Frederick Steiner is dean and Paley professor at the University of Pennsylvania School of Design, and coeditor, with George F. Thompson and Armando Carbonell, of "Nature and Cities: The Ecological Imperative in Urban Design and Planning" (Lincoln Institute of Land Policy, 2016)
Mayor Kenney recently described American cities, including his own, as "the bastion of protection for minorities, LGBT people, for immigrants," and in doing so, vowed to keep it that way. University of Pennsylvania president Amy Gutmann was similarly explicit in articulating Penn's commitment to undocumented students in an email to the university community, insisting that "we are a richer campus for our inclusion and diversity."
As dean of the School of Design at Penn, where I also teach in the Departments of City Planning and Landscape Architecture, I believe now is the time to expand this sanctuary city concept; to make all our cities refuges for learning, for health and safety, for tolerance and inclusion, and environmental quality.
From coast to coast, major metropolises, along with smaller cities such as Ann Arbor, Madison, and Eugene, are home to our nation's largest and most important universities. With science under siege, the role of universities to advance knowledge is more important than ever. Beyond science and technology, universities foster the arts and humanities, which are essential for our culture.
Large cities also house important health science centers. With the Affordable Care Act under attack, these hospitals will need to amplify their public health missions, while continuing to pioneer new medical science. Cities need to become safer for all people - a significant challenge, but an essential one.
Safety can be enhanced, in part, by making cities more tolerant. Cities already represent our nation's diverse ethnic and religious populations. Affordable housing, transportation, and food are fundamental elements of just and inclusive cities.
Cities must also address the most significant environmental issues of our time: climate change, energy and water use, and biodiversity.
Nearly half the greenhouse-gas production and energy use in the United States comes from urban buildings, with an additional 30 percent of greenhouse gases and energy consumption resulting from transportation systems. Urban places are at the heart and the solution to the problem. Redesigning the built environment can reduce energy use and greenhouse-gas production.
At the same time, the energy-water nexus cannot be ignored. Conventional energy production and hydrologic fracking require considerable amounts of water. Energy conservation conserves water, too. In some places, global climate change produces drought, while in others a surplus of water.
Now is the time to reconceive of cities as giant sponges - places to both capture and cleanse water. The creation of these so-called ecological infrastructures can not only help manage water but also provide refuges for both native plants and animals. Now is the time to reconceive cities and suburbs as wildlife habitats.

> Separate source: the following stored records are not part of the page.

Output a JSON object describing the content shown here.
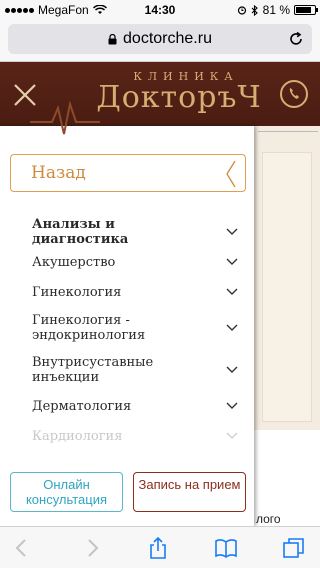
{
  "status_bar": {
    "carrier": "MegaFon",
    "time": "14:30",
    "battery_percent_text": "81 %",
    "battery_level": 0.81
  },
  "browser": {
    "url": "doctorche.ru"
  },
  "site": {
    "logo_top": "КЛИНИКА",
    "logo_main": "ДокторъЧ",
    "background_text": "лого"
  },
  "menu": {
    "back_label": "Назад",
    "items": [
      {
        "label": "Анализы и диагностика"
      },
      {
        "label": "Акушерство"
      },
      {
        "label": "Гинекология"
      },
      {
        "label": "Гинекология - эндокринология"
      },
      {
        "label": "Внутрисуставные инъекции"
      },
      {
        "label": "Дерматология"
      },
      {
        "label": "Кардиология"
      }
    ],
    "online_button": "Онлайн консультация",
    "book_button": "Запись на прием"
  },
  "colors": {
    "header_brown": "#4a1c12",
    "logo_gold": "#d6ad72",
    "accent_orange": "#e0a052",
    "online_blue": "#2ea5c0",
    "book_red": "#8c2f1f"
  }
}
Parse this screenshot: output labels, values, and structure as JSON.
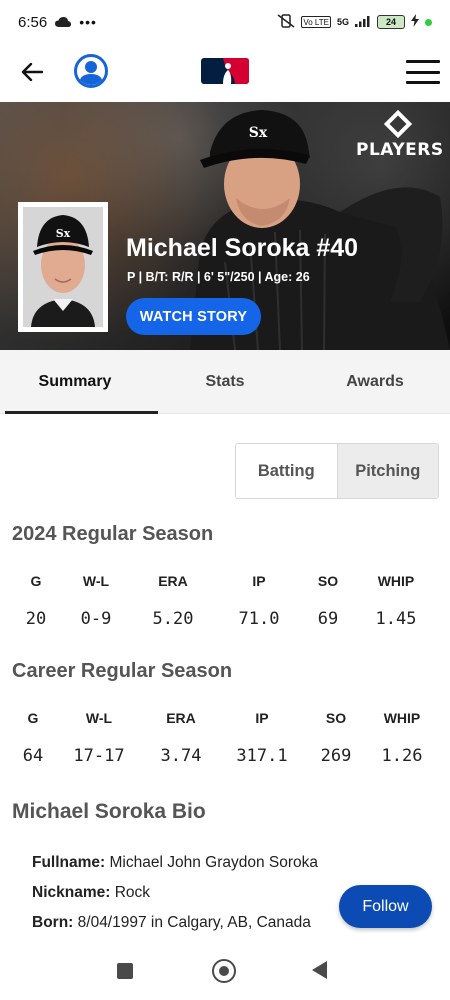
{
  "status_bar": {
    "time": "6:56",
    "battery": "24",
    "network": "5G",
    "volte": "Vo LTE"
  },
  "header": {
    "back_icon": "arrow-left-icon",
    "profile_icon": "user-circle-icon",
    "logo": "mlb-logo",
    "menu_icon": "hamburger-menu-icon"
  },
  "hero": {
    "brand_word": "PLAYERS",
    "player_name": "Michael Soroka #40",
    "meta": "P | B/T: R/R | 6' 5\"/250 | Age: 26",
    "watch_label": "WATCH STORY"
  },
  "tabs": [
    {
      "label": "Summary",
      "active": true
    },
    {
      "label": "Stats",
      "active": false
    },
    {
      "label": "Awards",
      "active": false
    }
  ],
  "toggle": {
    "batting": "Batting",
    "pitching": "Pitching",
    "selected": "Pitching"
  },
  "season": {
    "title": "2024 Regular Season",
    "headers": [
      "G",
      "W-L",
      "ERA",
      "IP",
      "SO",
      "WHIP"
    ],
    "values": [
      "20",
      "0-9",
      "5.20",
      "71.0",
      "69",
      "1.45"
    ]
  },
  "career": {
    "title": "Career Regular Season",
    "headers": [
      "G",
      "W-L",
      "ERA",
      "IP",
      "SO",
      "WHIP"
    ],
    "values": [
      "64",
      "17-17",
      "3.74",
      "317.1",
      "269",
      "1.26"
    ]
  },
  "bio": {
    "title": "Michael Soroka Bio",
    "fullname_label": "Fullname:",
    "fullname": "Michael John Graydon Soroka",
    "nickname_label": "Nickname:",
    "nickname": "Rock",
    "born_label": "Born:",
    "born": "8/04/1997 in Calgary, AB, Canada"
  },
  "follow_label": "Follow",
  "colors": {
    "accent_blue": "#1565e8",
    "follow_blue": "#0b4bb3",
    "mlb_red": "#d50032",
    "mlb_navy": "#041e42"
  }
}
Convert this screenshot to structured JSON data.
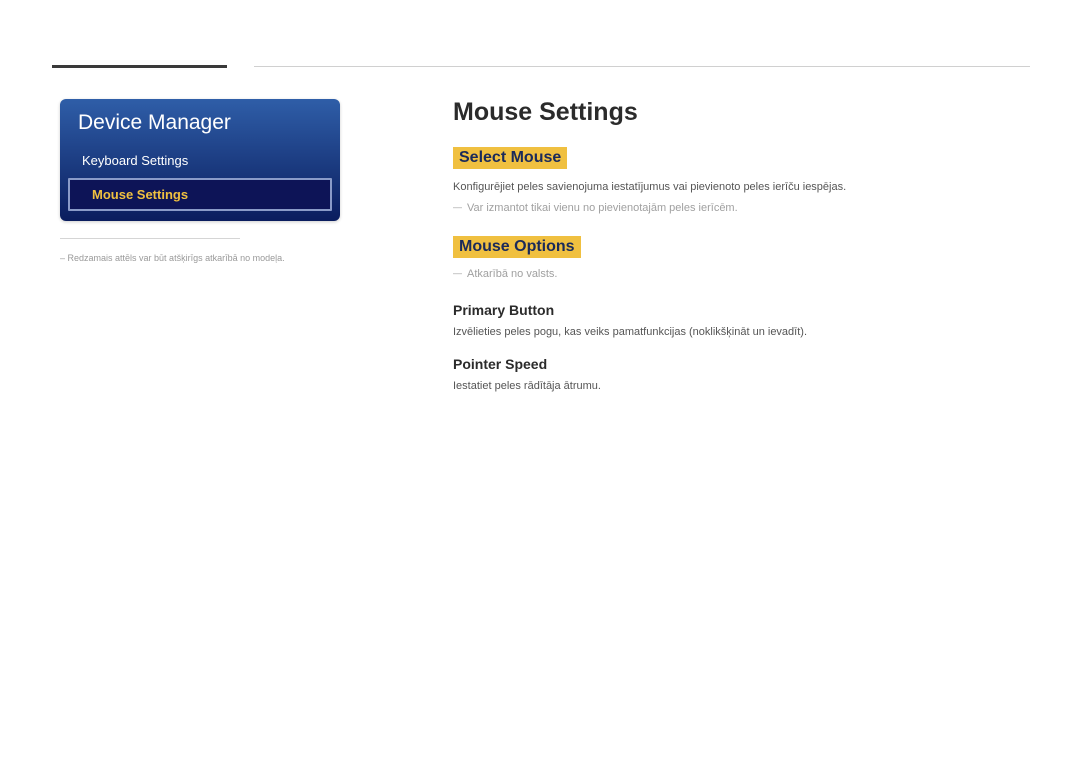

In the Middle Ages, human civilization was concentrated in walled cities. As commerce and invention flourished, these enclaves gave way to the Renaissance. Embracing the concept of sanctuary cities suggests not a retreat but an exposition - an amplification of how and where the majority of Americans already live, for the sake of knowledge and health, safety and fairness, and perhaps most of all, environmental quality.